Do you have a Traditional IRA? If so, you’ll have to start taking Required Minimum Distributions (RMDs) eventually. Once you turn 70 ½, you’re required by the IRS to take out (and pay taxes on) a portion of your retirement savings. But for some people who don’t hold any cash in their self-directed retirement account, this causes momentary panic. I don’t have any cash in my self-directed IRA, how do I take my RMD? What do I do!?
Never fear, IRA investor— you have some choices, even if you’re just about to turn 70 ½.
Here are the 3 easiest:
Required Minimum Distribution From Another Retirement Account
The simplest option is to just take your required minimum distribution from another retirement account. Your RMD is calculated by looking at all of your retirement accounts, across providers, and you can take the funds from just one account. You don’t need to take a little bit from each retirement account, just your full RMD amount from one of your accounts.
So say you have a retirement account holding stock at a big bank— come RMD time, though your total includes your self-directed assets, you can liquidate some stocks and take the entire distribution from that account. This is the simplest and fastest way to take your RMD.
If you don’t have the option to (or just don’t want to) take your RMD from another retirement account, you’re able to take an in-kind distribution and have it count as your RMD. This means you’re distributing all or part of your asset to yourself personally, without selling the asset.
You can distribute your entire asset to yourself, or just enough of the asset to cover the RMD amount. To do that with IRAR, you’d complete a Distribution Form and a Fair Market Valuation Form showing the value of the asset you’re distributing (valued by a qualified 3rd party— you may not provide valuation of your own assets). You must then get the asset re-registered to reflect the new ownership percentage.
Many investors do this process slowly over many years to satisfy their RMD.
For example, say your IRA owns a rental property worth $100,000 and your RMD for the year is $10,000. You can decide to distribute 10% of your rental property to satisfy that requirement. You’d get the asset valued by an independent 3rd party and submit the Fair Market Valuation and Distribution forms to IRAR. We’d process the distribution, and you’d get the deed rerecorded to read IRAR Trust Co FBO Client Name & Account Number 90% and Client Name 10% undivided interest.

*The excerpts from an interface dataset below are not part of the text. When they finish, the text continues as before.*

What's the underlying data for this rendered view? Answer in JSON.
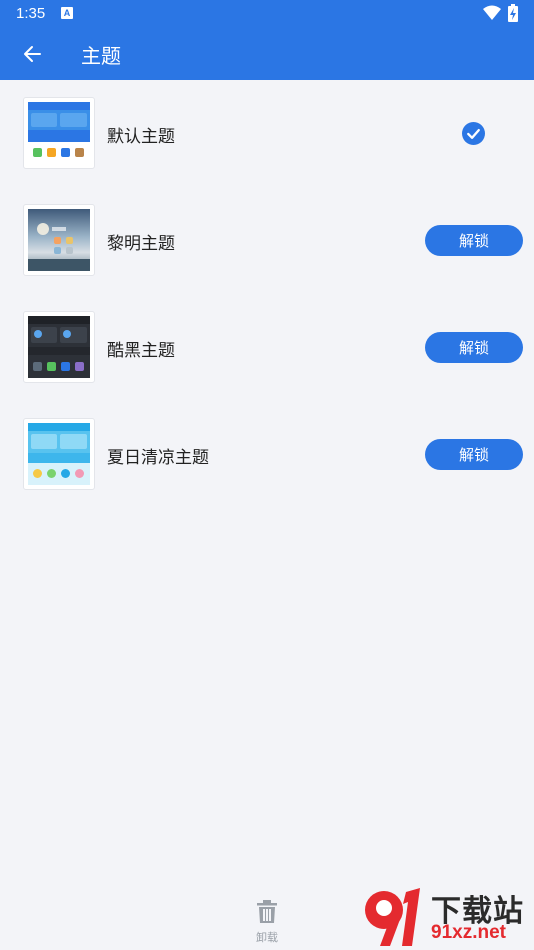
{
  "status_bar": {
    "time": "1:35",
    "notification_letter": "A"
  },
  "app_bar": {
    "title": "主题"
  },
  "themes": [
    {
      "name": "默认主题",
      "state": "selected"
    },
    {
      "name": "黎明主题",
      "action_label": "解锁"
    },
    {
      "name": "酷黑主题",
      "action_label": "解锁"
    },
    {
      "name": "夏日清凉主题",
      "action_label": "解锁"
    }
  ],
  "bottom": {
    "uninstall_label": "卸载"
  },
  "watermark": {
    "brand": "下载站",
    "url": "91xz.net"
  },
  "colors": {
    "primary": "#2b76e4",
    "background": "#f3f4f8",
    "watermark_red": "#e42a2f"
  }
}
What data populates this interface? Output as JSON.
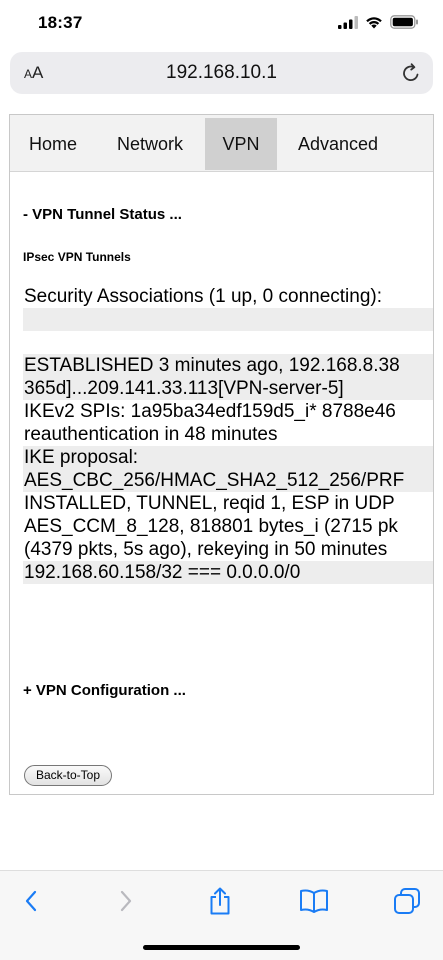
{
  "status_bar": {
    "time": "18:37"
  },
  "address_bar": {
    "aa_label_small": "A",
    "aa_label_large": "A",
    "url": "192.168.10.1"
  },
  "nav": {
    "items": [
      {
        "label": "Home",
        "active": false
      },
      {
        "label": "Network",
        "active": false
      },
      {
        "label": "VPN",
        "active": true
      },
      {
        "label": "Advanced",
        "active": false
      }
    ]
  },
  "content": {
    "tunnel_status_heading": "- VPN Tunnel Status ...",
    "ipsec_heading": "IPsec VPN Tunnels",
    "status_lines": [
      {
        "text": "Security Associations (1 up, 0 connecting):",
        "shaded": false
      },
      {
        "text": "",
        "shaded": true
      },
      {
        "text": "",
        "shaded": false
      },
      {
        "text": "ESTABLISHED 3 minutes ago, 192.168.8.38",
        "shaded": true
      },
      {
        "text": "365d]...209.141.33.113[VPN-server-5]",
        "shaded": true
      },
      {
        "text": "IKEv2 SPIs: 1a95ba34edf159d5_i* 8788e46",
        "shaded": false
      },
      {
        "text": "reauthentication in 48 minutes",
        "shaded": false
      },
      {
        "text": "IKE proposal:",
        "shaded": true
      },
      {
        "text": "AES_CBC_256/HMAC_SHA2_512_256/PRF",
        "shaded": true
      },
      {
        "text": "INSTALLED, TUNNEL, reqid 1, ESP in UDP",
        "shaded": false
      },
      {
        "text": "AES_CCM_8_128, 818801 bytes_i (2715 pk",
        "shaded": false
      },
      {
        "text": "(4379 pkts, 5s ago), rekeying in 50 minutes",
        "shaded": false
      },
      {
        "text": "192.168.60.158/32 === 0.0.0.0/0",
        "shaded": true
      }
    ],
    "vpn_config_heading": "+ VPN Configuration ...",
    "back_to_top_label": "Back-to-Top"
  },
  "icons": {
    "signal": "signal-icon",
    "wifi": "wifi-icon",
    "battery": "battery-icon",
    "reload": "reload-icon",
    "back": "chevron-left-icon",
    "forward": "chevron-right-icon",
    "share": "share-icon",
    "bookmarks": "book-icon",
    "tabs": "tabs-icon"
  },
  "colors": {
    "accent": "#1a7cf5",
    "disabled": "#b9b9be",
    "nav_active": "#d0d0d0",
    "shaded_line": "#ededed"
  }
}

Remember that even though you distribute your asset(s) in-kind, you still owe taxes on those assets (so plan for that come tax time).
Sell The Asset
Of course, you can also go ahead and sell the asset if that’s what you want. This is the most straightforward choice. You should go about the process of selling the asset as normal, giving enough time for all of the typical paperwork and coordinating. Once your asset has been sold and the funds have been received, then we can process your required minimum distribution. Submit both forms at once to speed up the transaction.
Consequences If You Don’t Take Your Required Minimum Distribution
If you don’t take your RMD by the deadline (12/31, unless this is your first RMD), you can impact the tax status of your account and incur some hefty penalties. Most notably, any amount you didn’t take is subject to a 50% penalty— so if your required minimum distribution for the year was $10,000 and you forgot to take it, you’d be hit with a $5,000 penalty.
But, if you missed the deadline you aren’t quite out of luck— there are ways to fix this before the IRS comes for your retirement savings.
Did You Just Turn 70 ½?
If you just turned 70 ½ and you’ve missed your first RMD deadline, you’re in luck— the IRS gives first time RMD-takers until the April 15th of the year AFTER they turn 70 ½. So, if you turned 70 ½ this past March, you have until NEXT April 15th to take your RMD. However, you’ll need to take two RMDs that year— double RMD to make up for the year you skipped.
The first step if you missed your RMD deadline is to recalculate and confirm you’re distributing the right amount— if you pay less than required, the remaining amount is still subject to that 50% penalty.
Once you’ve confirmed your RMD amount, immediately withdraw that amount from your IRA.
Then, complete and submit Tax Form 5329, Additional Taxes on Qualified Plans (Including IRAs) and Other Tax-Favored Accounts. This can be submitted alone or with your tax return. If you are requesting the 50% penalty be waived, you do not have to submit payment with your form. Include a letter explaining you’ve missed or incorrectly taken RMD, why you’ve missed the distribution, and what steps you have taken to correct it.
The IRS grants waivers for “reasonable error”, and though there is no official list of what is considered reasonable, they’ve been known to grant waivers for illnesses, deaths in the family, and inaccurate advice from advisors. If granted, the IRS typically sends notice within a few months.
In A Nutshell
If you have a Traditional IRA, you have to take an RMD— but it doesn’t have to be a headache, even with assets not so easily liquidated like real estate, tax liens, or promissory notes. You can take your RMD from another retirement account, take the distribution in-kind, or if all else fails, you can always sell your asset and take your RMD from the proceeds. Either way, IRAR is here to help as needed. If you have any questions, reach out to one of our CISP certified team members.